## Exercise description:
The result should be a word-for-word retyping of the entries below, free of pictures.

## Source material:
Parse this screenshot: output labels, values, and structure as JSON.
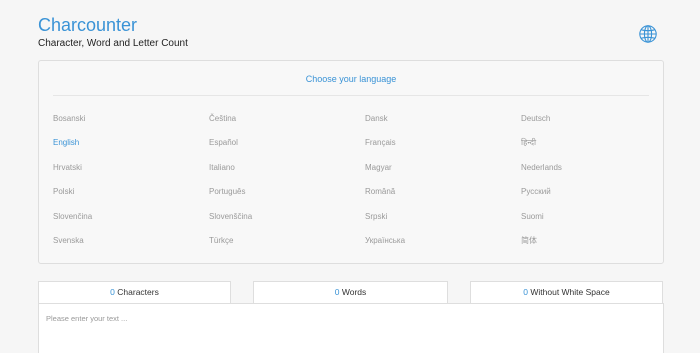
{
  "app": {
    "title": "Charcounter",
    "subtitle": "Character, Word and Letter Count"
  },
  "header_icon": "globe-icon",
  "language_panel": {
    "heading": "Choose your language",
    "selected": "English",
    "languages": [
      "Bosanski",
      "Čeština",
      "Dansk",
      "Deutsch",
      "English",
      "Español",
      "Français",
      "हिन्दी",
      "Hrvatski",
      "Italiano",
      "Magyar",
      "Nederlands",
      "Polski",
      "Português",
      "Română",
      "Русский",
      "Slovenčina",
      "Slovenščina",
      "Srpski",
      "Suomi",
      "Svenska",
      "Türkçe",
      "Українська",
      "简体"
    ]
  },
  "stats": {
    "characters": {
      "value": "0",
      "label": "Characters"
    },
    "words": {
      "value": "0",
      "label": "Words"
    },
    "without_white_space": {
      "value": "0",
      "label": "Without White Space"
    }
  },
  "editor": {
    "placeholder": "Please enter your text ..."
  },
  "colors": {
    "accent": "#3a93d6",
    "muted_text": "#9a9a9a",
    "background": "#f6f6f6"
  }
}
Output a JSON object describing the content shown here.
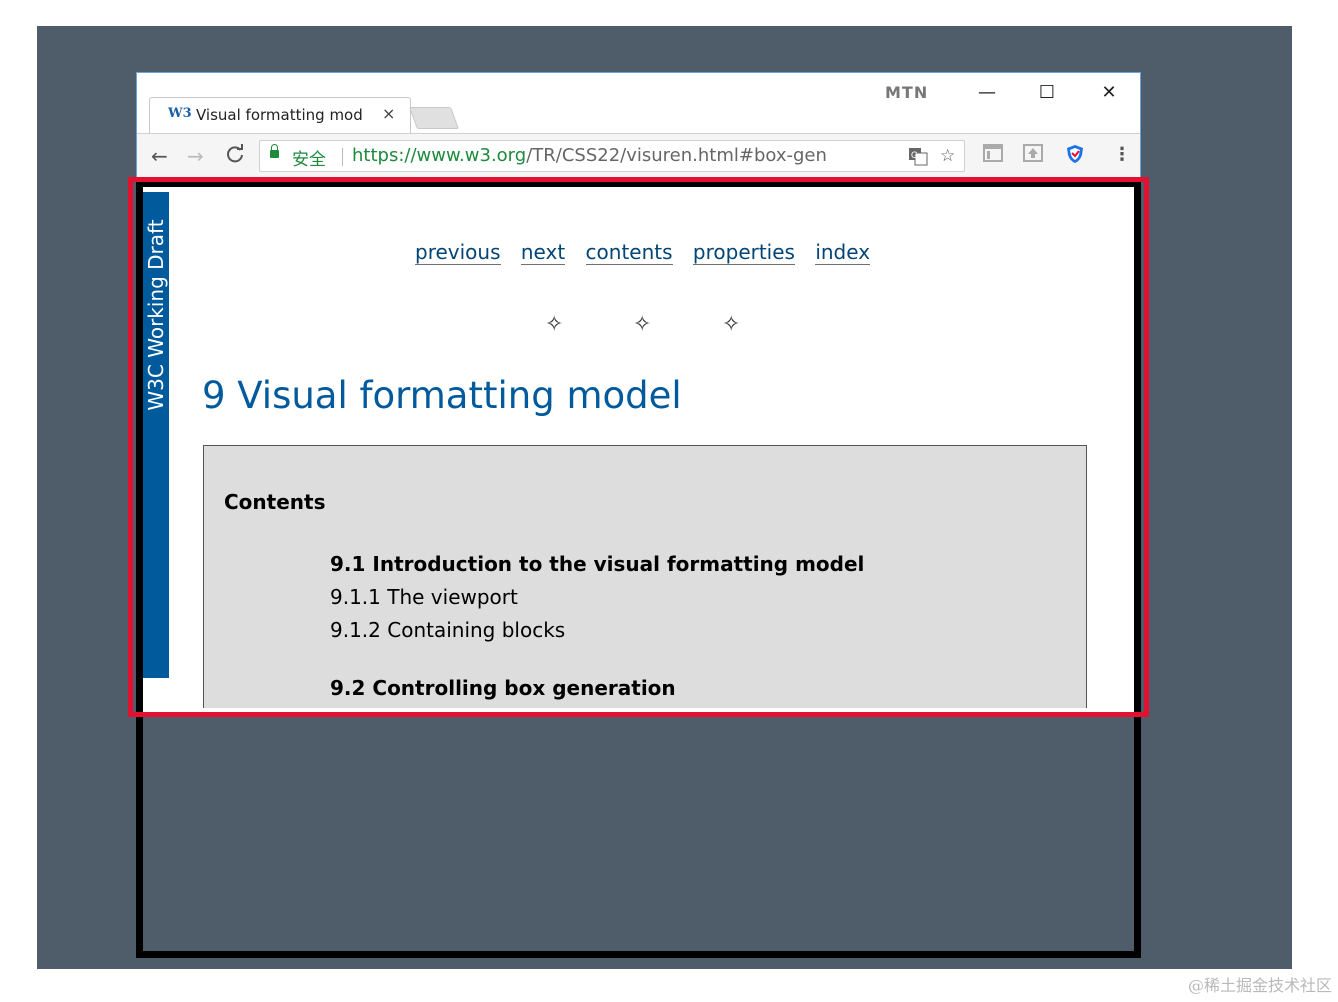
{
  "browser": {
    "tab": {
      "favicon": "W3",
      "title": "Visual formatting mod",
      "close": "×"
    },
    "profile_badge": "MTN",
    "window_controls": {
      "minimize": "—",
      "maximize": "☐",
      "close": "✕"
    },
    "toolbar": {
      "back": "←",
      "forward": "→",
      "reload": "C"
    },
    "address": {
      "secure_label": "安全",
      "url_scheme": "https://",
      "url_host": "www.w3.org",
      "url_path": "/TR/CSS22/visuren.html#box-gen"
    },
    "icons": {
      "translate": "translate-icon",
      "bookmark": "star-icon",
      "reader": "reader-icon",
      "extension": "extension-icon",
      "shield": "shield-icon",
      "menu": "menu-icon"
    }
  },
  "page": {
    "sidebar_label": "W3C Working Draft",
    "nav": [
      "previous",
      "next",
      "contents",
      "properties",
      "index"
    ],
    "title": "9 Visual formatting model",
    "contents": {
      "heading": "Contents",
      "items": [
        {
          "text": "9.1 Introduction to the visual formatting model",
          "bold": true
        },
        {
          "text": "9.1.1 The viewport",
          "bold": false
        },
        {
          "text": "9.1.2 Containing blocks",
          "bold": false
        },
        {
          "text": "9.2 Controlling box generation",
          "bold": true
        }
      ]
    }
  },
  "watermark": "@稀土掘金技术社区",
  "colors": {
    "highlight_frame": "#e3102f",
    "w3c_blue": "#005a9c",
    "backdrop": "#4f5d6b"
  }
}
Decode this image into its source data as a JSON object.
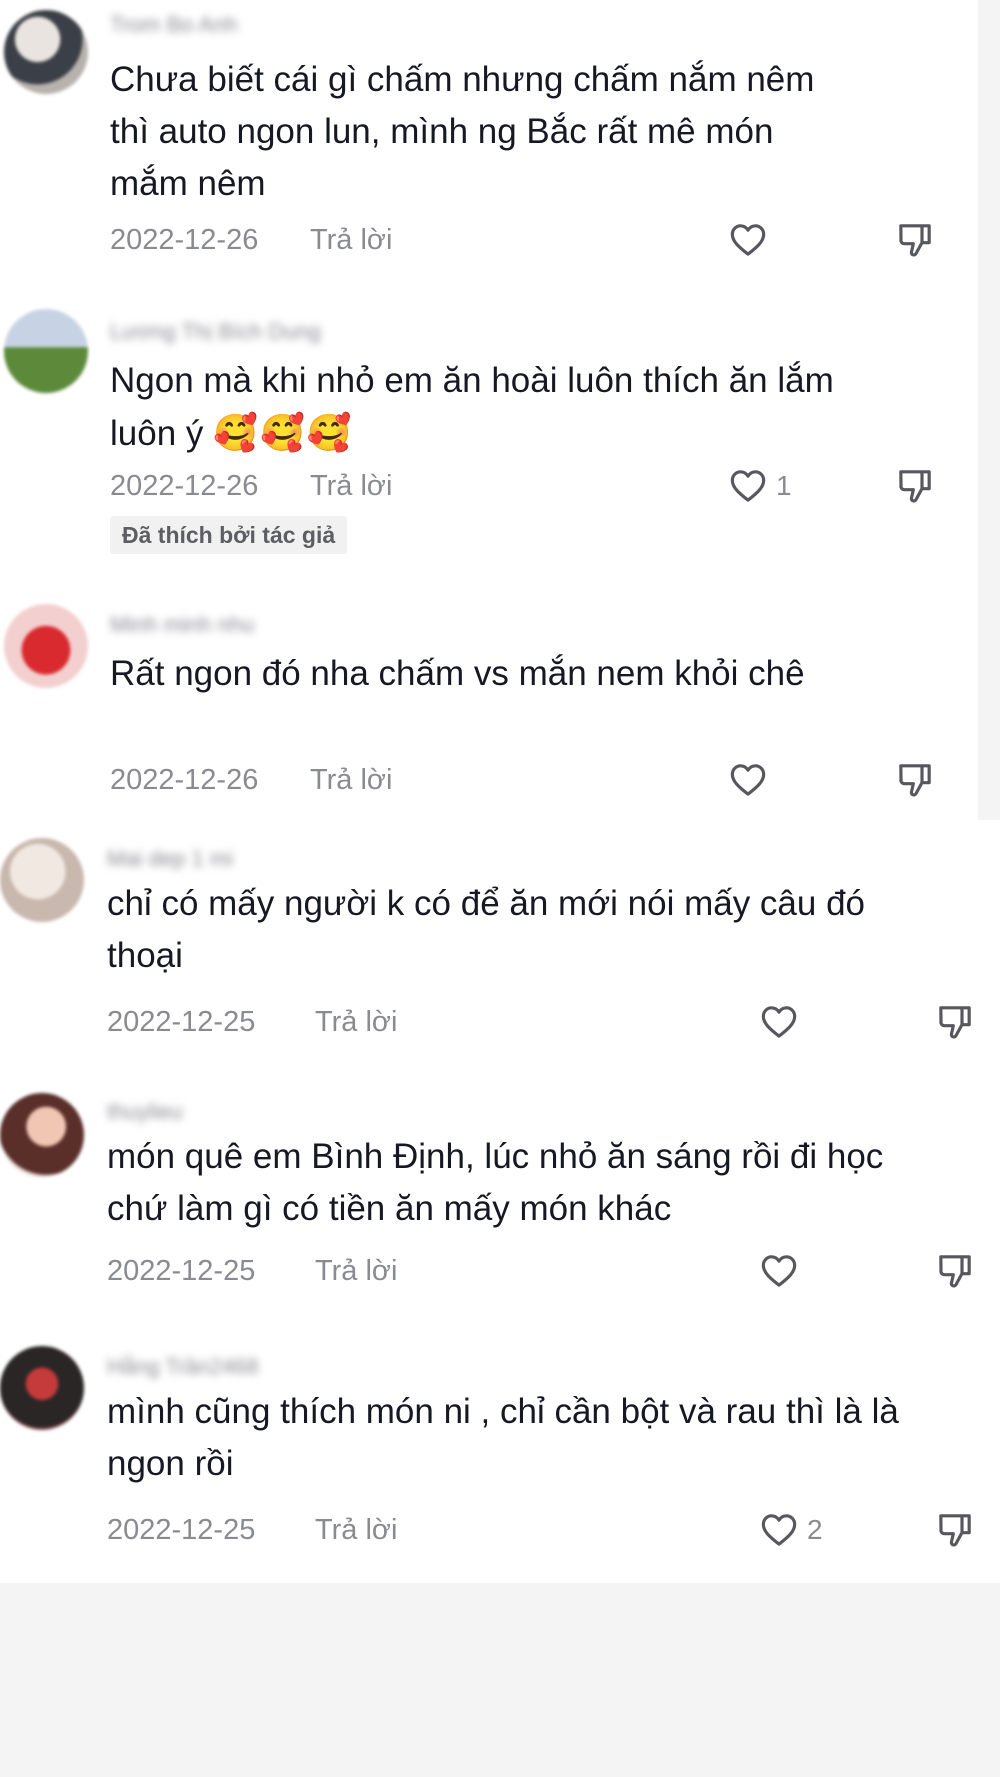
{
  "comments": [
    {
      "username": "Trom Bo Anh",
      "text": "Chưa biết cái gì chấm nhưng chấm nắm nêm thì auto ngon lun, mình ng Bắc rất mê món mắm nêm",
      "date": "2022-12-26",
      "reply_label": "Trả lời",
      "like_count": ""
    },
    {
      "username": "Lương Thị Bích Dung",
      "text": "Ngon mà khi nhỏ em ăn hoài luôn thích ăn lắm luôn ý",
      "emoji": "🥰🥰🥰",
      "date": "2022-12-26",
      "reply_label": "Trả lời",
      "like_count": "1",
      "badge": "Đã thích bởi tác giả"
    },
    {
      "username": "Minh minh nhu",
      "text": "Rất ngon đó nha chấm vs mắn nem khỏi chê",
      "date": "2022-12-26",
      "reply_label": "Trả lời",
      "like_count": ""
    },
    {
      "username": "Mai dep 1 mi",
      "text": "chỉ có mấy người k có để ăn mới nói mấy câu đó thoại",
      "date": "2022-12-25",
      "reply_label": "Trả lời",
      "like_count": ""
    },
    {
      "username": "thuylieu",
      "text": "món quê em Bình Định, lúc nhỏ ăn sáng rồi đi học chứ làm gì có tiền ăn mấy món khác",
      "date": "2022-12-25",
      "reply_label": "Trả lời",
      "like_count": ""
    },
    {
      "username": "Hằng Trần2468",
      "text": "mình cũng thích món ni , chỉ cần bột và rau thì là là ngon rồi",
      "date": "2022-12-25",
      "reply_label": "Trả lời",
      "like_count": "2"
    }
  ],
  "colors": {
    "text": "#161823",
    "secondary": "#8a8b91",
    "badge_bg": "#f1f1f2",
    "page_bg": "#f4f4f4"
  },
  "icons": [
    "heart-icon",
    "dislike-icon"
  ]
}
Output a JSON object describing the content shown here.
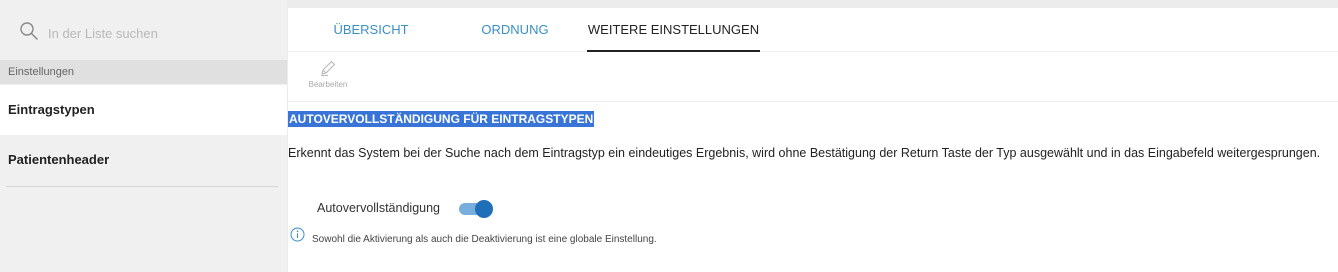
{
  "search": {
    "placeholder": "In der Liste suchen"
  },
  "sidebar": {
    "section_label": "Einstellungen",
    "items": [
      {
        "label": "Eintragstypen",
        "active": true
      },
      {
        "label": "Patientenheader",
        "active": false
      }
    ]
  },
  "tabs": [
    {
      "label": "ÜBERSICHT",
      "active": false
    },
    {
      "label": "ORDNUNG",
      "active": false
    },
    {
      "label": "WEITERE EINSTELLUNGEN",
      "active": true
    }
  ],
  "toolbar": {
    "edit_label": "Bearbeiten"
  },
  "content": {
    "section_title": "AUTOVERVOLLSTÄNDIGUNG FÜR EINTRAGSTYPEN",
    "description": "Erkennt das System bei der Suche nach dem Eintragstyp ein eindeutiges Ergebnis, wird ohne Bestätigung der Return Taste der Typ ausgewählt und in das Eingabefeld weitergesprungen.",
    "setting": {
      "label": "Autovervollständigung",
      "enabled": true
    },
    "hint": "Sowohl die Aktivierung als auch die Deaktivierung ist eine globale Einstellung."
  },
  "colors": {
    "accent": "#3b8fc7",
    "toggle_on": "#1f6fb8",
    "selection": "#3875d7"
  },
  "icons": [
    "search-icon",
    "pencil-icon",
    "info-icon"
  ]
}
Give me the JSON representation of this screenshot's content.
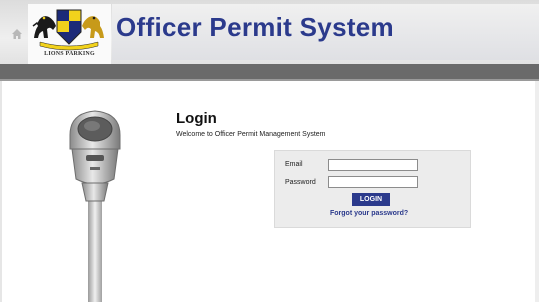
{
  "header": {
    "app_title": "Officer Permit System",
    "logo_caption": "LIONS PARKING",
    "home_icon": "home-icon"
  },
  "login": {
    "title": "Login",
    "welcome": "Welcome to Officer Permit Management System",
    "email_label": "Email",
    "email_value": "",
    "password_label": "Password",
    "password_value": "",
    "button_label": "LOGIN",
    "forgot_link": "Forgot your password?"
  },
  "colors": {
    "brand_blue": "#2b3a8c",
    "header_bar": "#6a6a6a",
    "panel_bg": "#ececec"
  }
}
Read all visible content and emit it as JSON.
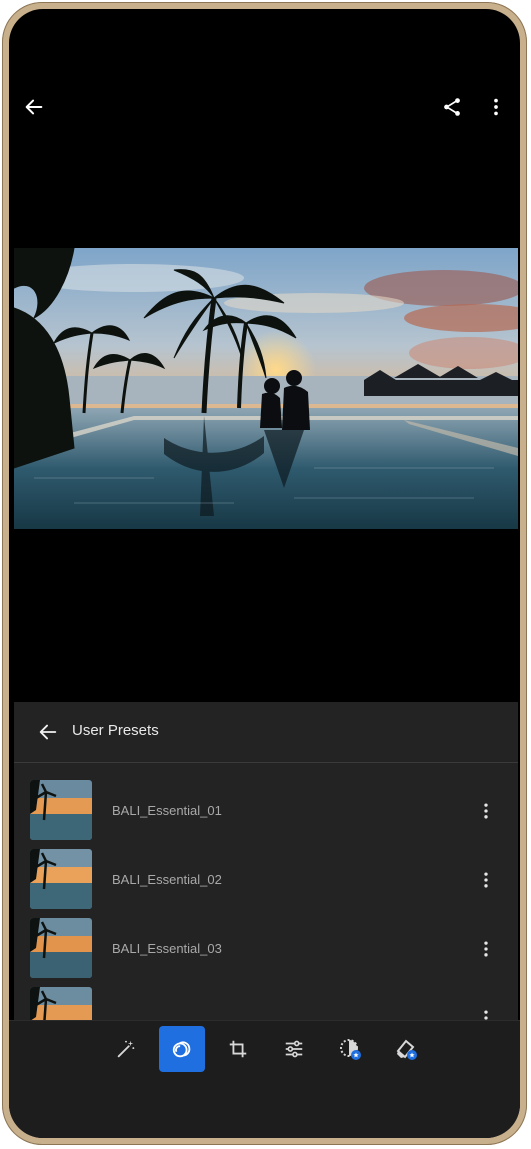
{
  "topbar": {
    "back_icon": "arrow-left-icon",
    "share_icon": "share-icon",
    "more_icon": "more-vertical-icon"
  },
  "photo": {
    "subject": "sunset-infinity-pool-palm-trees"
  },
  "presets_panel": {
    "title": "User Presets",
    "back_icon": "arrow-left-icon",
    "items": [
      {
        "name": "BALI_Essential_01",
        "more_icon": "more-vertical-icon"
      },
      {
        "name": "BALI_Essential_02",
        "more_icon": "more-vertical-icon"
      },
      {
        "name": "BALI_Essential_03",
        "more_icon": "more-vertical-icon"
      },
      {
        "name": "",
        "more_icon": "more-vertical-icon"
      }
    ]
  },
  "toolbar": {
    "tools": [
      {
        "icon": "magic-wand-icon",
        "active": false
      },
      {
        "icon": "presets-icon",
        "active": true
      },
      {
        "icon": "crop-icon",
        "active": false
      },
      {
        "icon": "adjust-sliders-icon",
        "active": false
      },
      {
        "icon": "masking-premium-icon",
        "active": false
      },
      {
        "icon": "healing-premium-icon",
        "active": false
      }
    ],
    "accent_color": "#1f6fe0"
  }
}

## Exercise response:
Parse this screenshot: output labels, values, and structure as JSON.
{
  "app": {
    "title": "Charcounter",
    "subtitle": "Character, Word and Letter Count"
  },
  "header_icon": "globe-icon",
  "language_panel": {
    "heading": "Choose your language",
    "selected": "English",
    "languages": [
      "Bosanski",
      "Čeština",
      "Dansk",
      "Deutsch",
      "English",
      "Español",
      "Français",
      "हिन्दी",
      "Hrvatski",
      "Italiano",
      "Magyar",
      "Nederlands",
      "Polski",
      "Português",
      "Română",
      "Русский",
      "Slovenčina",
      "Slovenščina",
      "Srpski",
      "Suomi",
      "Svenska",
      "Türkçe",
      "Українська",
      "简体"
    ]
  },
  "stats": {
    "characters": {
      "value": "0",
      "label": "Characters"
    },
    "words": {
      "value": "0",
      "label": "Words"
    },
    "without_white_space": {
      "value": "0",
      "label": "Without White Space"
    }
  },
  "editor": {
    "placeholder": "Please enter your text ..."
  },
  "colors": {
    "accent": "#3a93d6",
    "muted_text": "#9a9a9a",
    "background": "#f6f6f6"
  }
}
Output a JSON object describing the content shown here.
{
  "browser": {
    "tab": {
      "favicon": "W3",
      "title": "Visual formatting mod",
      "close": "×"
    },
    "profile_badge": "MTN",
    "window_controls": {
      "minimize": "—",
      "maximize": "☐",
      "close": "✕"
    },
    "toolbar": {
      "back": "←",
      "forward": "→",
      "reload": "C"
    },
    "address": {
      "secure_label": "安全",
      "url_scheme": "https://",
      "url_host": "www.w3.org",
      "url_path": "/TR/CSS22/visuren.html#box-gen"
    },
    "icons": {
      "translate": "translate-icon",
      "bookmark": "star-icon",
      "reader": "reader-icon",
      "extension": "extension-icon",
      "shield": "shield-icon",
      "menu": "menu-icon"
    }
  },
  "page": {
    "sidebar_label": "W3C Working Draft",
    "nav": [
      "previous",
      "next",
      "contents",
      "properties",
      "index"
    ],
    "title": "9 Visual formatting model",
    "contents": {
      "heading": "Contents",
      "items": [
        {
          "text": "9.1 Introduction to the visual formatting model",
          "bold": true
        },
        {
          "text": "9.1.1 The viewport",
          "bold": false
        },
        {
          "text": "9.1.2 Containing blocks",
          "bold": false
        },
        {
          "text": "9.2 Controlling box generation",
          "bold": true
        }
      ]
    }
  },
  "watermark": "@稀土掘金技术社区",
  "colors": {
    "highlight_frame": "#e3102f",
    "w3c_blue": "#005a9c",
    "backdrop": "#4f5d6b"
  }
}
Decode this image into its source data as a JSON object.
{
  "comments": [
    {
      "username": "Trom Bo Anh",
      "text": "Chưa biết cái gì chấm nhưng chấm nắm nêm thì auto ngon lun, mình ng Bắc rất mê món mắm nêm",
      "date": "2022-12-26",
      "reply_label": "Trả lời",
      "like_count": ""
    },
    {
      "username": "Lương Thị Bích Dung",
      "text": "Ngon mà khi nhỏ em ăn hoài luôn thích ăn lắm luôn ý",
      "emoji": "🥰🥰🥰",
      "date": "2022-12-26",
      "reply_label": "Trả lời",
      "like_count": "1",
      "badge": "Đã thích bởi tác giả"
    },
    {
      "username": "Minh minh nhu",
      "text": "Rất ngon đó nha chấm vs mắn nem khỏi chê",
      "date": "2022-12-26",
      "reply_label": "Trả lời",
      "like_count": ""
    },
    {
      "username": "Mai dep 1 mi",
      "text": "chỉ có mấy người k có để ăn mới nói mấy câu đó thoại",
      "date": "2022-12-25",
      "reply_label": "Trả lời",
      "like_count": ""
    },
    {
      "username": "thuylieu",
      "text": "món quê em Bình Định, lúc nhỏ ăn sáng rồi đi học chứ làm gì có tiền ăn mấy món khác",
      "date": "2022-12-25",
      "reply_label": "Trả lời",
      "like_count": ""
    },
    {
      "username": "Hằng Trần2468",
      "text": "mình cũng thích món ni , chỉ cần bột và rau thì là là ngon rồi",
      "date": "2022-12-25",
      "reply_label": "Trả lời",
      "like_count": "2"
    }
  ],
  "colors": {
    "text": "#161823",
    "secondary": "#8a8b91",
    "badge_bg": "#f1f1f2",
    "page_bg": "#f4f4f4"
  },
  "icons": [
    "heart-icon",
    "dislike-icon"
  ]
}
Output a JSON object describing the content shown here.
{
  "search": {
    "placeholder": "In der Liste suchen"
  },
  "sidebar": {
    "section_label": "Einstellungen",
    "items": [
      {
        "label": "Eintragstypen",
        "active": true
      },
      {
        "label": "Patientenheader",
        "active": false
      }
    ]
  },
  "tabs": [
    {
      "label": "ÜBERSICHT",
      "active": false
    },
    {
      "label": "ORDNUNG",
      "active": false
    },
    {
      "label": "WEITERE EINSTELLUNGEN",
      "active": true
    }
  ],
  "toolbar": {
    "edit_label": "Bearbeiten"
  },
  "content": {
    "section_title": "AUTOVERVOLLSTÄNDIGUNG FÜR EINTRAGSTYPEN",
    "description": "Erkennt das System bei der Suche nach dem Eintragstyp ein eindeutiges Ergebnis, wird ohne Bestätigung der Return Taste der Typ ausgewählt und in das Eingabefeld weitergesprungen.",
    "setting": {
      "label": "Autovervollständigung",
      "enabled": true
    },
    "hint": "Sowohl die Aktivierung als auch die Deaktivierung ist eine globale Einstellung."
  },
  "colors": {
    "accent": "#3b8fc7",
    "toggle_on": "#1f6fb8",
    "selection": "#3875d7"
  },
  "icons": [
    "search-icon",
    "pencil-icon",
    "info-icon"
  ]
}
Give me the JSON representation of this screenshot's content.
{
  "header": {
    "app_title": "Officer Permit System",
    "logo_caption": "LIONS PARKING",
    "home_icon": "home-icon"
  },
  "login": {
    "title": "Login",
    "welcome": "Welcome to Officer Permit Management System",
    "email_label": "Email",
    "email_value": "",
    "password_label": "Password",
    "password_value": "",
    "button_label": "LOGIN",
    "forgot_link": "Forgot your password?"
  },
  "colors": {
    "brand_blue": "#2b3a8c",
    "header_bar": "#6a6a6a",
    "panel_bg": "#ececec"
  }
}
Read all visible content and emit it as JSON.
{
  "topbar": {
    "back_icon": "arrow-left-icon",
    "share_icon": "share-icon",
    "more_icon": "more-vertical-icon"
  },
  "photo": {
    "subject": "sunset-infinity-pool-palm-trees"
  },
  "presets_panel": {
    "title": "User Presets",
    "back_icon": "arrow-left-icon",
    "items": [
      {
        "name": "BALI_Essential_01",
        "more_icon": "more-vertical-icon"
      },
      {
        "name": "BALI_Essential_02",
        "more_icon": "more-vertical-icon"
      },
      {
        "name": "BALI_Essential_03",
        "more_icon": "more-vertical-icon"
      },
      {
        "name": "",
        "more_icon": "more-vertical-icon"
      }
    ]
  },
  "toolbar": {
    "tools": [
      {
        "icon": "magic-wand-icon",
        "active": false
      },
      {
        "icon": "presets-icon",
        "active": true
      },
      {
        "icon": "crop-icon",
        "active": false
      },
      {
        "icon": "adjust-sliders-icon",
        "active": false
      },
      {
        "icon": "masking-premium-icon",
        "active": false
      },
      {
        "icon": "healing-premium-icon",
        "active": false
      }
    ],
    "accent_color": "#1f6fe0"
  }
}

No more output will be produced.